scrap of paper. Walking to the Jeep I noticed there wasn't much damage, a little paint scraping. Walking back to my car I noticed a huge dent in my rear bumper guard and a broken taillight cover. (The light itself still works...I think.) I turned out to be exactly on time for work. That night I came home, talked to Eric about it, and
when we went out to go to his mom's there was a note sticking out of the mailbox where there hadn't been one before: "I live at 153 Cornell. You hit my Jeep Rover. Call me to discuss," with name and phone number. I was annoyed because why hadn't she called me, and why hadn't she knocked. It was too late to call then, but I called about four times on July 4 and got a busy signal each time, then called July 5 and left a message, then called July 6 at a different time and left a mesage. No reply, and I decided I'd given it a good-faith shot and stopped calling.
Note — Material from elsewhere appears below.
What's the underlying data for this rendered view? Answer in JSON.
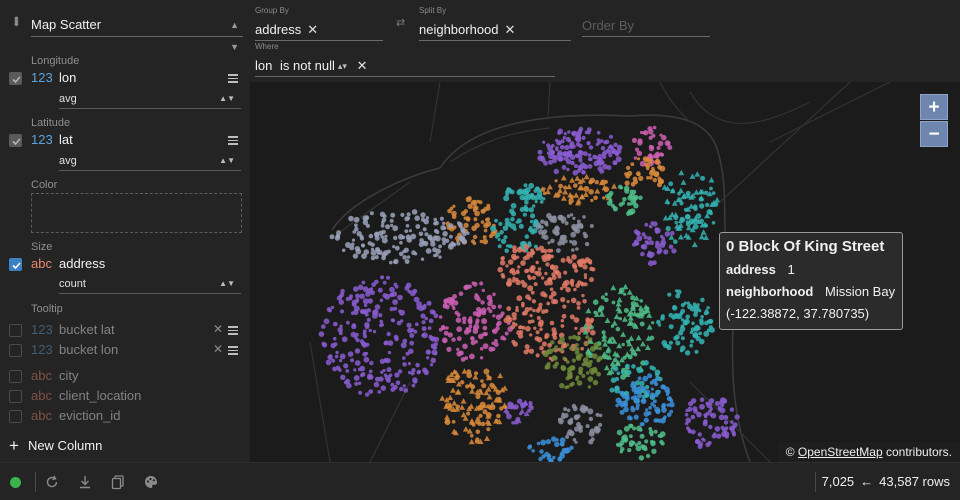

Today, I heard the phone ring while I was at work, and when I checked it for some reason I decided to check voicemail, even though there was no little icon. Four messages, two of them from Jeep Rover Owner. So I called and said I hadn't received her earlier message, which I'm not sure she believed, and said if she got an estimate I'd give her or them a check. She seemed a little taken aback, but I'm not sure why; it's not like I'd give her a blank check or she'd have me take her car in. Anyway, it was extremely minor damage, probably just requiring sanding and repainting, so I'm not expecting it to be too much...but we'll see. And then there's my car, which at least needs its taillight cover repaired. Plus new tires and a flush and fill and maybe new spark plugs, but that was from before. Grrr. However, the lesson is that a Jeep Rover really is build tough. (Though I think that's the Ford slogan.)

So there you have it. Things are a mess but coming along.